It does not help the ruling party that it appears increasingly to govern through re-warmed and repackaged promises. Zuma presented a new nine-point plan to “ignite growth and create jobs”, in his words. But look at the nine promises, and remind yourself how much of this you’ve heard before.
* Resolving the energy crisis.
*Revitalising agriculture and agro-processing.
* Advancing beneficiation or adding value to mineral exports.
*More effective implementation of a higher impact Industrial Policy Action plan.
*Encouraging private sector investment.
*Unlocking the potential of SMMES, co-operatives and micro enterprises.
*State reform and boosting the role of state-owned companies.
*Operation Phakisa, which is aimed at growing the ocean economy.
Other than the first (resolving the energy crisis) and last (Operation Phakisa) items on that list, everything would have been said in the SONA 10 years ago.
If the ANC is to win back its right to govern effectively, and more importantly to lead, it will have to find a way to solve its massive Zuma problem. And Zuma himself must remove the Nkandla albatross around his neck if he hopes to continue as president of the republic.
And in order to solve the Nkandla problem, the obfuscation and the blame shifting will need to stop.
It is frankly irrelevant whether Zuma ordered the so-called “security upgrades” to his private homestead in rural KwaZulu-Natal, or knew anything of what the government euphemistically calls the “cost overruns” in that project, but which most of us call embezzlement through inflation of costs.
His innocence or the extent of his guilt in this regard no longer matters.

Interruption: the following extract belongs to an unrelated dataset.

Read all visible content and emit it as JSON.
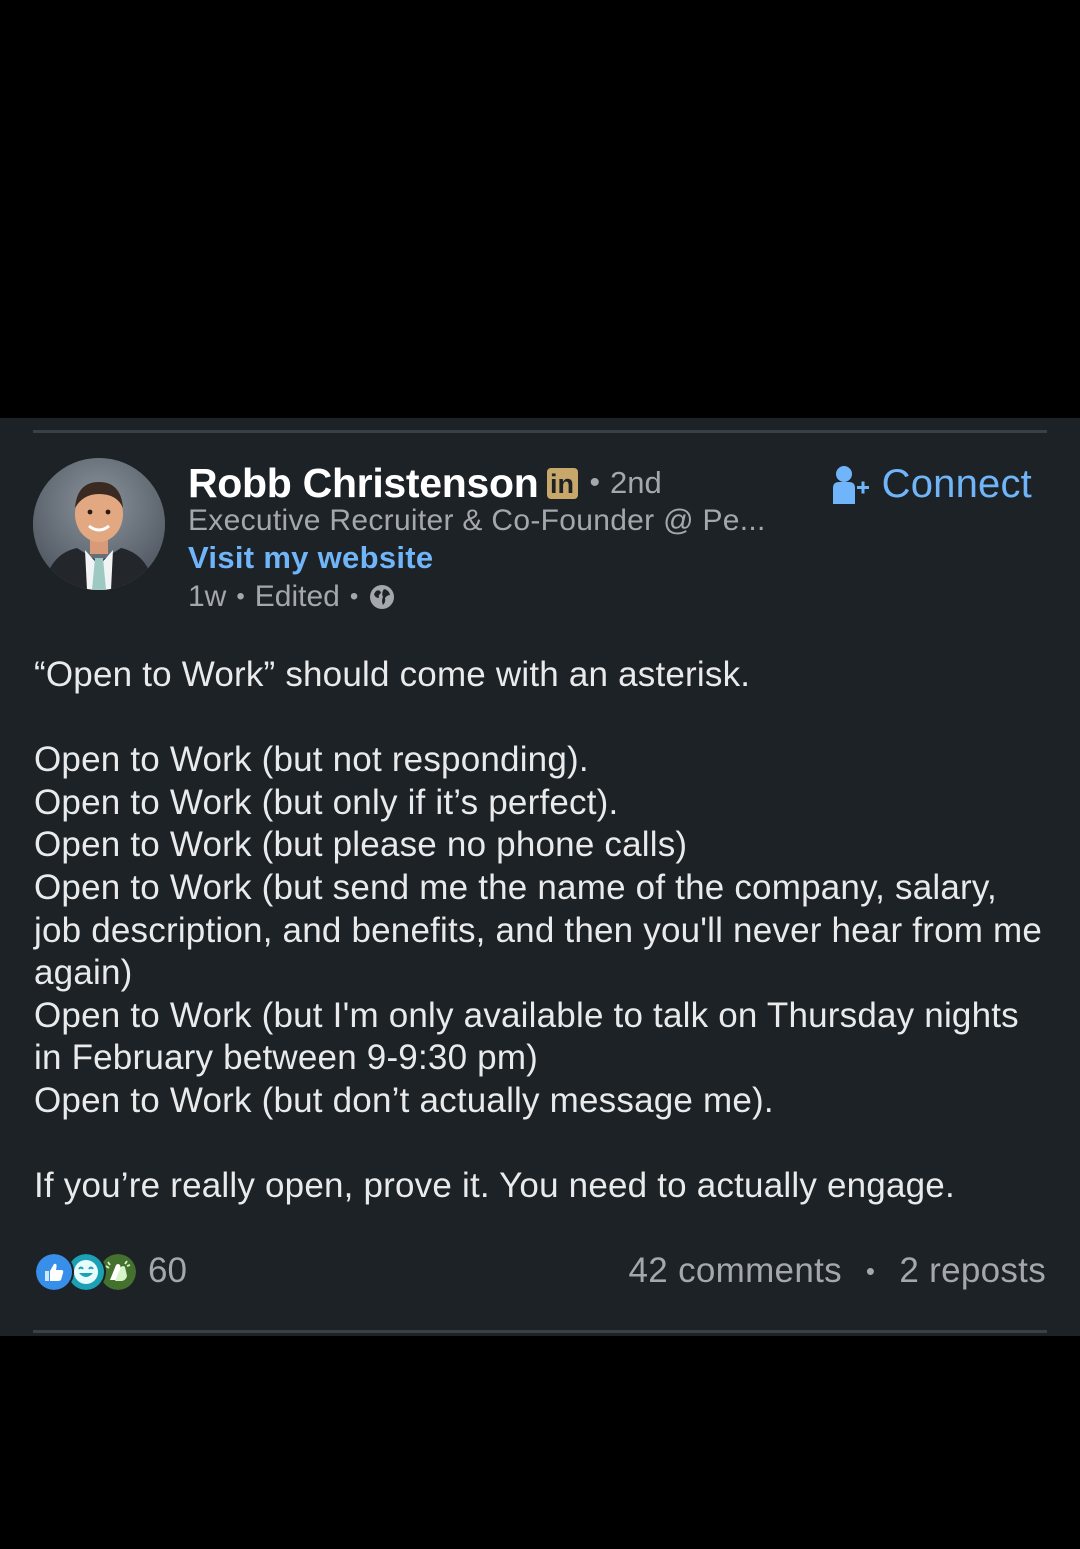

What matters is that Nkandla prevents Zuma from speaking to Parliament without occasion descending into drama and farce, and that’s unacceptable.
By: Vukani Mde